- [Task item]:
Check the material that follows and say how many lines include the string "date", giving the number alone.

- [Provided material]:

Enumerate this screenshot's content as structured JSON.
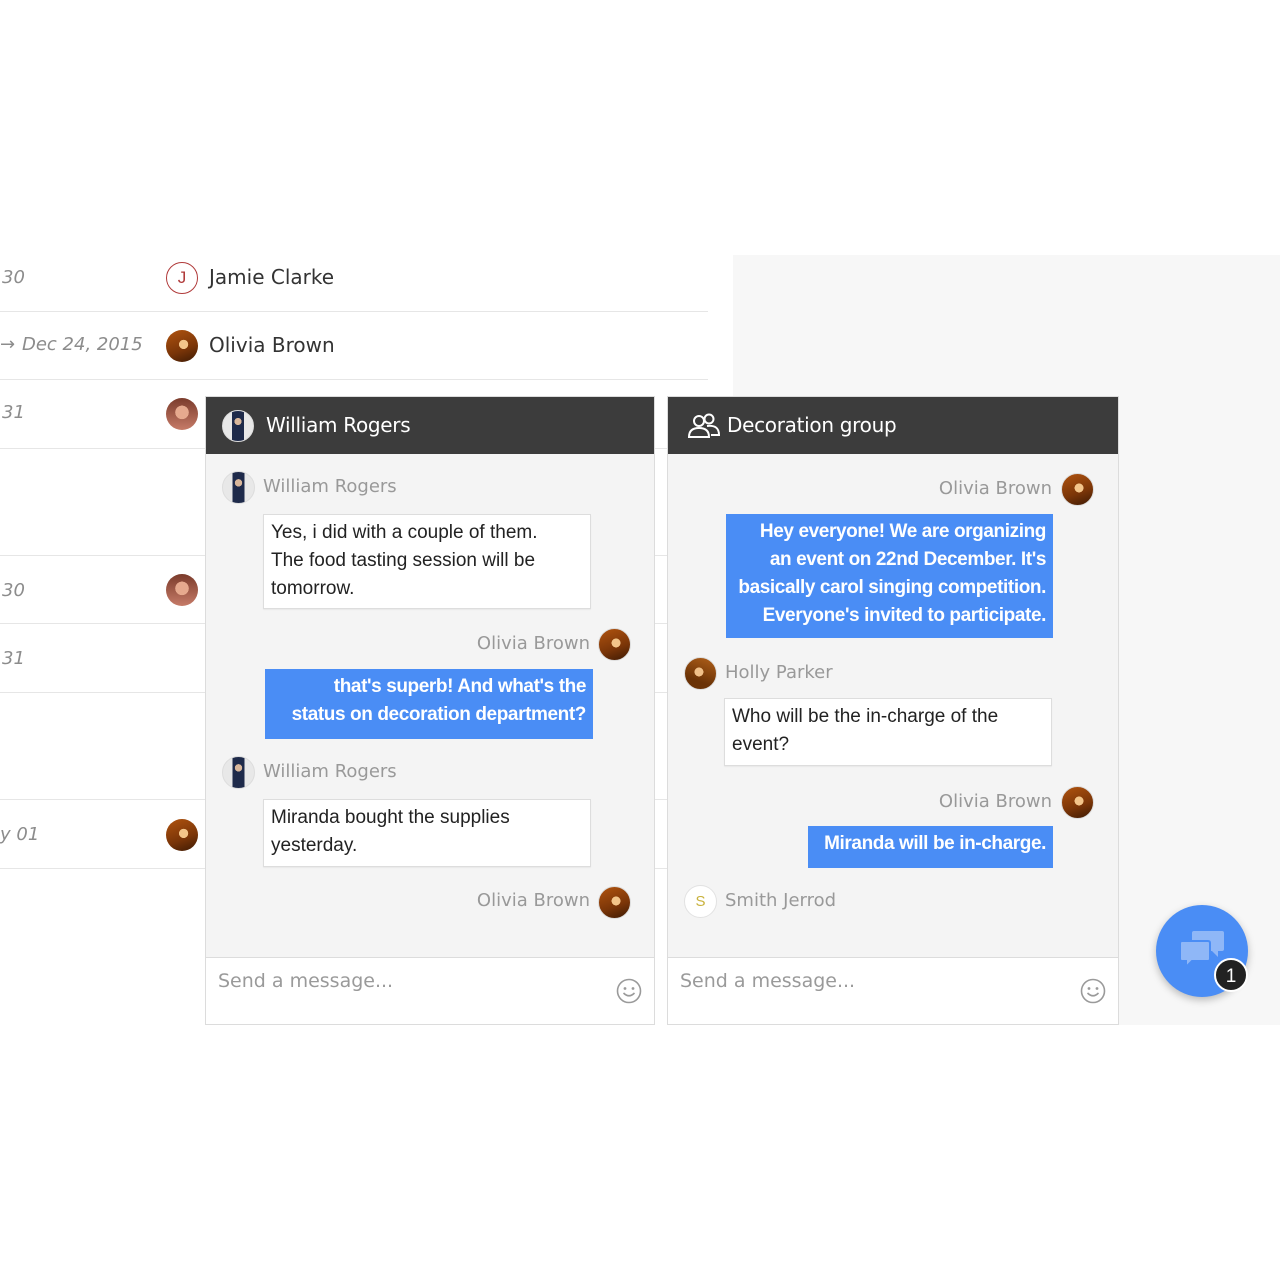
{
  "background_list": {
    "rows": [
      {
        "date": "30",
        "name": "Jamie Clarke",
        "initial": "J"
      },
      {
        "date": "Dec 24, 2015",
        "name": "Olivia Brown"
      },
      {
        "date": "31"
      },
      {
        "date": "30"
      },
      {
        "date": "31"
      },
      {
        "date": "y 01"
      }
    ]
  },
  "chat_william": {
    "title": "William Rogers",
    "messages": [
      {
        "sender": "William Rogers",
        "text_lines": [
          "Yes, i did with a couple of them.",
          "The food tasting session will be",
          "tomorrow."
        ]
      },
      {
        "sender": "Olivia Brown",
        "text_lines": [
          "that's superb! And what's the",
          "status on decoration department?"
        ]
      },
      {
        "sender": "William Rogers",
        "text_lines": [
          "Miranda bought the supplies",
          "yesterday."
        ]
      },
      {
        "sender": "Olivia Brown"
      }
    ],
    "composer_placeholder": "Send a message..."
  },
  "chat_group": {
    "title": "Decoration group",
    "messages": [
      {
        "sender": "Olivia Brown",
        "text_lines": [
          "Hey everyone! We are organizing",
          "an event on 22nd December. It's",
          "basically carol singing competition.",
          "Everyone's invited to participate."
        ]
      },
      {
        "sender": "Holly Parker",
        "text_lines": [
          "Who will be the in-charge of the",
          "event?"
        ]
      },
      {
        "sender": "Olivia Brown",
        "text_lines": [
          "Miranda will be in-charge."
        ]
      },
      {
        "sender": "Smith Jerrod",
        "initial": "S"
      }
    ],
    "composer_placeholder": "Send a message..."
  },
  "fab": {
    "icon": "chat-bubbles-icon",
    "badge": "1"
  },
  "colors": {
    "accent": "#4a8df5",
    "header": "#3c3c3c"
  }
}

- [Solved exercise]:
6